### Exercise goal
Copy the records exactly, every one of them.

========

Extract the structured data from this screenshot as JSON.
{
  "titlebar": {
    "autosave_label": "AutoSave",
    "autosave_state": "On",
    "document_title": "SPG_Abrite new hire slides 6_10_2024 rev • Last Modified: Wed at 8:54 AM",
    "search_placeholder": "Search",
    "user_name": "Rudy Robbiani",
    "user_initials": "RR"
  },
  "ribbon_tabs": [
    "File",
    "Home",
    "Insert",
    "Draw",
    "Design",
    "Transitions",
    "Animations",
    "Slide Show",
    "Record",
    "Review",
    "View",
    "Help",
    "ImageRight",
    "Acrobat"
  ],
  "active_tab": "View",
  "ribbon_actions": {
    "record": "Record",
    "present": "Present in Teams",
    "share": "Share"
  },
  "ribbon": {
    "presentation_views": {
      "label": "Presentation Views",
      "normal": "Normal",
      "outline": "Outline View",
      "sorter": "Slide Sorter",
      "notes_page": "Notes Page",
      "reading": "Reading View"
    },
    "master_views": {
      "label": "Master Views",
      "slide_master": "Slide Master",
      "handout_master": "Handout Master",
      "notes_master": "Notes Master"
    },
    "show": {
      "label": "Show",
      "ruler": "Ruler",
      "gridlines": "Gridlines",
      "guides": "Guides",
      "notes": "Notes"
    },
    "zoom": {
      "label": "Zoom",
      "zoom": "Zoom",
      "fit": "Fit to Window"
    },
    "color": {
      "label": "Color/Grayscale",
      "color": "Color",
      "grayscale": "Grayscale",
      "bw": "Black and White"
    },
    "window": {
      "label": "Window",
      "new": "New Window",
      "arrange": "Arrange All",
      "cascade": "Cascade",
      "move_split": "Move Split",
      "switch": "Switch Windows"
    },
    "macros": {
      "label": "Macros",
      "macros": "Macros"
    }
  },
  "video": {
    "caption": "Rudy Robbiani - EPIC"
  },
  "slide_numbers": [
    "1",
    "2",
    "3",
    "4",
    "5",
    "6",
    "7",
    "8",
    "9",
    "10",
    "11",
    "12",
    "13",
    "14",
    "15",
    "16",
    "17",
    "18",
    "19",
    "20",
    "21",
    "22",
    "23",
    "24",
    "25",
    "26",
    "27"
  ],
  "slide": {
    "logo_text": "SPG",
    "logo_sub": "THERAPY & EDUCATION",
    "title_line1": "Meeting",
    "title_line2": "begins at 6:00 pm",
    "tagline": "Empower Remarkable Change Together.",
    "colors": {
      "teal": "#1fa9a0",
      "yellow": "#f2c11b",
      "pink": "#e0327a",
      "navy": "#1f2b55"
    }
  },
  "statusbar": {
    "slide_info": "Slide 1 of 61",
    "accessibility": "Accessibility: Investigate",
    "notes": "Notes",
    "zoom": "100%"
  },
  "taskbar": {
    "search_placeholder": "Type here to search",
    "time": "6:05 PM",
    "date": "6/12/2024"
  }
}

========

### Final answer
Extract the structured data from this screenshot as JSON.
{
  "titlebar": {
    "autosave_label": "AutoSave",
    "autosave_state": "On",
    "document_title": "SPG_Abrite new hire slides 6_10_2024 rev • Last Modified: Wed at 8:54 AM",
    "search_placeholder": "Search",
    "user_name": "Rudy Robbiani",
    "user_initials": "RR"
  },
  "ribbon_tabs": [
    "File",
    "Home",
    "Insert",
    "Draw",
    "Design",
    "Transitions",
    "Animations",
    "Slide Show",
    "Record",
    "Review",
    "View",
    "Help",
    "ImageRight",
    "Acrobat"
  ],
  "active_tab": "View",
  "ribbon_actions": {
    "record": "Record",
    "present": "Present in Teams",
    "share": "Share"
  },
  "ribbon": {
    "presentation_views": {
      "label": "Presentation Views",
      "normal": "Normal",
      "outline": "Outline View",
      "sorter": "Slide Sorter",
      "notes_page": "Notes Page",
      "reading": "Reading View"
    },
    "master_views": {
      "label": "Master Views",
      "slide_master": "Slide Master",
      "handout_master": "Handout Master",
      "notes_master": "Notes Master"
    },
    "show": {
      "label": "Show",
      "ruler": "Ruler",
      "gridlines": "Gridlines",
      "guides": "Guides",
      "notes": "Notes"
    },
    "zoom": {
      "label": "Zoom",
      "zoom": "Zoom",
      "fit": "Fit to Window"
    },
    "color": {
      "label": "Color/Grayscale",
      "color": "Color",
      "grayscale": "Grayscale",
      "bw": "Black and White"
    },
    "window": {
      "label": "Window",
      "new": "New Window",
      "arrange": "Arrange All",
      "cascade": "Cascade",
      "move_split": "Move Split",
      "switch": "Switch Windows"
    },
    "macros": {
      "label": "Macros",
      "macros": "Macros"
    }
  },
  "video": {
    "caption": "Rudy Robbiani - EPIC"
  },
  "slide_numbers": [
    "1",
    "2",
    "3",
    "4",
    "5",
    "6",
    "7",
    "8",
    "9",
    "10",
    "11",
    "12",
    "13",
    "14",
    "15",
    "16",
    "17",
    "18",
    "19",
    "20",
    "21",
    "22",
    "23",
    "24",
    "25",
    "26",
    "27"
  ],
  "slide": {
    "logo_text": "SPG",
    "logo_sub": "THERAPY & EDUCATION",
    "title_line1": "Meeting",
    "title_line2": "begins at 6:00 pm",
    "tagline": "Empower Remarkable Change Together.",
    "colors": {
      "teal": "#1fa9a0",
      "yellow": "#f2c11b",
      "pink": "#e0327a",
      "navy": "#1f2b55"
    }
  },
  "statusbar": {
    "slide_info": "Slide 1 of 61",
    "accessibility": "Accessibility: Investigate",
    "notes": "Notes",
    "zoom": "100%"
  },
  "taskbar": {
    "search_placeholder": "Type here to search",
    "time": "6:05 PM",
    "date": "6/12/2024"
  }
}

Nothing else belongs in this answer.